[[ DATA FOR THIS TASK open ]]

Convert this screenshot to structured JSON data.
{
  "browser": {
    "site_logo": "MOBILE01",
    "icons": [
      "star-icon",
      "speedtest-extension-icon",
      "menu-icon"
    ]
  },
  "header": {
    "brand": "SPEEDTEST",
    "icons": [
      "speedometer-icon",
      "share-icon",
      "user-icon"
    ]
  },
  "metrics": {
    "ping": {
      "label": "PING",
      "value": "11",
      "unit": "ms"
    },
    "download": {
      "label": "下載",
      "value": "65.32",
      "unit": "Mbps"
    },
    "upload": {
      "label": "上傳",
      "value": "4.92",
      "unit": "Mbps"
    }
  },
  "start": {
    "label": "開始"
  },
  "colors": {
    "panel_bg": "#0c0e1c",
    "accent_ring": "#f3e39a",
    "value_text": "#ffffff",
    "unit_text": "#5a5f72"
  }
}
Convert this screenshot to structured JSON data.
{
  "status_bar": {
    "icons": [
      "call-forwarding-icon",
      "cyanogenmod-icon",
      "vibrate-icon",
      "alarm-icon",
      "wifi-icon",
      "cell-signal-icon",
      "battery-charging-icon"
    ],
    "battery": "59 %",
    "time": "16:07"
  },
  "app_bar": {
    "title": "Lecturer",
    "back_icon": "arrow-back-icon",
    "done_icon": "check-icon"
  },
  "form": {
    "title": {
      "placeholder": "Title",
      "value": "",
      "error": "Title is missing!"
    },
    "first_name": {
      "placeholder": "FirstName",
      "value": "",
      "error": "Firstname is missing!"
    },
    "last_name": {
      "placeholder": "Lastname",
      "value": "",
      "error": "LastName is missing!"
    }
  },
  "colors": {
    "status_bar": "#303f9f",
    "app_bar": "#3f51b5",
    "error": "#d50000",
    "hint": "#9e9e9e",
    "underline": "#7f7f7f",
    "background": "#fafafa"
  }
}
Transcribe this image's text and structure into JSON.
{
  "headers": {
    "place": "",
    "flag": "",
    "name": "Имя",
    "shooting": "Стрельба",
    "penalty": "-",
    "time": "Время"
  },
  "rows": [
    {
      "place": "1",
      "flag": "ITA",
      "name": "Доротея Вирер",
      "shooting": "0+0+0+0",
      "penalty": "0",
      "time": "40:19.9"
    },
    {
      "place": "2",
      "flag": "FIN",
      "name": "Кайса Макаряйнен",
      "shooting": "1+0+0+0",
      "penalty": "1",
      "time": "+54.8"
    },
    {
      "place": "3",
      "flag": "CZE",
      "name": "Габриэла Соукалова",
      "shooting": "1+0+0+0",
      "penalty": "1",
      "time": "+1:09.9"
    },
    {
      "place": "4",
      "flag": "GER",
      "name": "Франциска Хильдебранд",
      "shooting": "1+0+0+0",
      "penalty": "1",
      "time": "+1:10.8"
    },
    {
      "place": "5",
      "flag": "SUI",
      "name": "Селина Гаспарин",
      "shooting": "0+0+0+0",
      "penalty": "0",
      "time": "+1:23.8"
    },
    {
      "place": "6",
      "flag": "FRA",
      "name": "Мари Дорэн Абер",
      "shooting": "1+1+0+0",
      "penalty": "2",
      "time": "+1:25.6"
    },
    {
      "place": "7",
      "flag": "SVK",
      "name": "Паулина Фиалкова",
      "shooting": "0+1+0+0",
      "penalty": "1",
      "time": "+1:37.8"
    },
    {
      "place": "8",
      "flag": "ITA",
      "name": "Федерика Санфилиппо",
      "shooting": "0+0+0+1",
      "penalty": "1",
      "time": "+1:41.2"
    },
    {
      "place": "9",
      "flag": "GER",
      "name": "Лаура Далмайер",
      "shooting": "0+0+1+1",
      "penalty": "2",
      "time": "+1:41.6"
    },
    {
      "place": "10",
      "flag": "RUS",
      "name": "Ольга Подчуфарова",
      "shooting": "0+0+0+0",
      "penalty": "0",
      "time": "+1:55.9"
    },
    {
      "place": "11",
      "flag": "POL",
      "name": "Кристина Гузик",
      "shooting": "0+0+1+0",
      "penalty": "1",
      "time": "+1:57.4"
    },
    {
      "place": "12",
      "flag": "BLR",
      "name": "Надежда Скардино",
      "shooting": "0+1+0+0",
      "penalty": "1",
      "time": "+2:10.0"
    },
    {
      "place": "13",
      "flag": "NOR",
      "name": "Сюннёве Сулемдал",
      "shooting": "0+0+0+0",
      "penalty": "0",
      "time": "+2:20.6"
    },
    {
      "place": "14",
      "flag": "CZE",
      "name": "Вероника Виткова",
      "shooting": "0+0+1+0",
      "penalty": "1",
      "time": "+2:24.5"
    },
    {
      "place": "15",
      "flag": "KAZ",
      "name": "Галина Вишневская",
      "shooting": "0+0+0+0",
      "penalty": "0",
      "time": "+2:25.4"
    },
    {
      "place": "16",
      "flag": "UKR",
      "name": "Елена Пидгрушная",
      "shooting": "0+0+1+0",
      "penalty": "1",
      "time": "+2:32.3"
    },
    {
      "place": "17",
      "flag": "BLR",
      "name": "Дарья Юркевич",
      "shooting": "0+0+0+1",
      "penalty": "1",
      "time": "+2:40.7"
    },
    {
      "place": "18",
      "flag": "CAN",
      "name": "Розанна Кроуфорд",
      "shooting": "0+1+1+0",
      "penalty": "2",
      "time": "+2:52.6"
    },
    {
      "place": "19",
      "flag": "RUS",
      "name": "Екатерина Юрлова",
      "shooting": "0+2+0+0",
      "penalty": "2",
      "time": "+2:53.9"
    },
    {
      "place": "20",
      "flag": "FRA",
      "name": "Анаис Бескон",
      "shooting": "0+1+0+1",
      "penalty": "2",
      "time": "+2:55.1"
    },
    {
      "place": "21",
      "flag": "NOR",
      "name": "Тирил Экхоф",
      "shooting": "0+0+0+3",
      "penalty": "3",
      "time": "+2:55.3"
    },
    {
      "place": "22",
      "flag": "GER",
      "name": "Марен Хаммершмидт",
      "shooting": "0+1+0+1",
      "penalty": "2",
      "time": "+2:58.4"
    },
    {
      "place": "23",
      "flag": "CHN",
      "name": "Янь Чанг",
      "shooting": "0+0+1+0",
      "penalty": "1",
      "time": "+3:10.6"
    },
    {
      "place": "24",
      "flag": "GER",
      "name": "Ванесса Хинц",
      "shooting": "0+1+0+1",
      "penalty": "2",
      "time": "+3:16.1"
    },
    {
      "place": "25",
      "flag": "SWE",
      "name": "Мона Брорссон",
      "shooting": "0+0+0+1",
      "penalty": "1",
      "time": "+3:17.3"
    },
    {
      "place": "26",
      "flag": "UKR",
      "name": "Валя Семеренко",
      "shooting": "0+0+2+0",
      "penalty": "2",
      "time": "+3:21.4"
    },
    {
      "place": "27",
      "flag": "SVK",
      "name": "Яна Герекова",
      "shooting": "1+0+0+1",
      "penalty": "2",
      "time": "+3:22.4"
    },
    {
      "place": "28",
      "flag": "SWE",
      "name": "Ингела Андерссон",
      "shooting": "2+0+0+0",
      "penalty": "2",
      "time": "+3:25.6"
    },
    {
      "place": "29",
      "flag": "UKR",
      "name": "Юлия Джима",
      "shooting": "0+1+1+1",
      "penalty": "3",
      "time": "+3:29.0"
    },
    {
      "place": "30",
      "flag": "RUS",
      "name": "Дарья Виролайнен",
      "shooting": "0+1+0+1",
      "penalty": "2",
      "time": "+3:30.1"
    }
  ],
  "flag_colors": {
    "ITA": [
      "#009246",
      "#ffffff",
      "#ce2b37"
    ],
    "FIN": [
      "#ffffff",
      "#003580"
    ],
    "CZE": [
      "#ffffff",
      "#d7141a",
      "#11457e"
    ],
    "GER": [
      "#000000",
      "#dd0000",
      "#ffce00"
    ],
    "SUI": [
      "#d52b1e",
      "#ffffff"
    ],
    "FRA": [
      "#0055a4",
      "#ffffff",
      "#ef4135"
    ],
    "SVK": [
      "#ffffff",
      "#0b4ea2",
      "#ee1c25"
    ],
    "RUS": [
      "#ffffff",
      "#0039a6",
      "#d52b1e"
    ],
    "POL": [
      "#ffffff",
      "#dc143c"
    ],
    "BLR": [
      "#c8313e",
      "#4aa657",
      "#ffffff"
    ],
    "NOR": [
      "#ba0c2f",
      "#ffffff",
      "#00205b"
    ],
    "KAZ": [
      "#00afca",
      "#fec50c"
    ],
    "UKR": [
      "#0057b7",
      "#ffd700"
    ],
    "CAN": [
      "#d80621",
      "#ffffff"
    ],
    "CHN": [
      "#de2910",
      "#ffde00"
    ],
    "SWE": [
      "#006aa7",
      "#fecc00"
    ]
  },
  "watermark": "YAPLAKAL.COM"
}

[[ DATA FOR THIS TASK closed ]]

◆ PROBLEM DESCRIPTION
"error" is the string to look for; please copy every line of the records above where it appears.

◆ SOLUTION TO THIS EXERCISE
      "error": "Title is missing!"
      "error": "Firstname is missing!"
      "error": "LastName is missing!"
    "error": "#d50000",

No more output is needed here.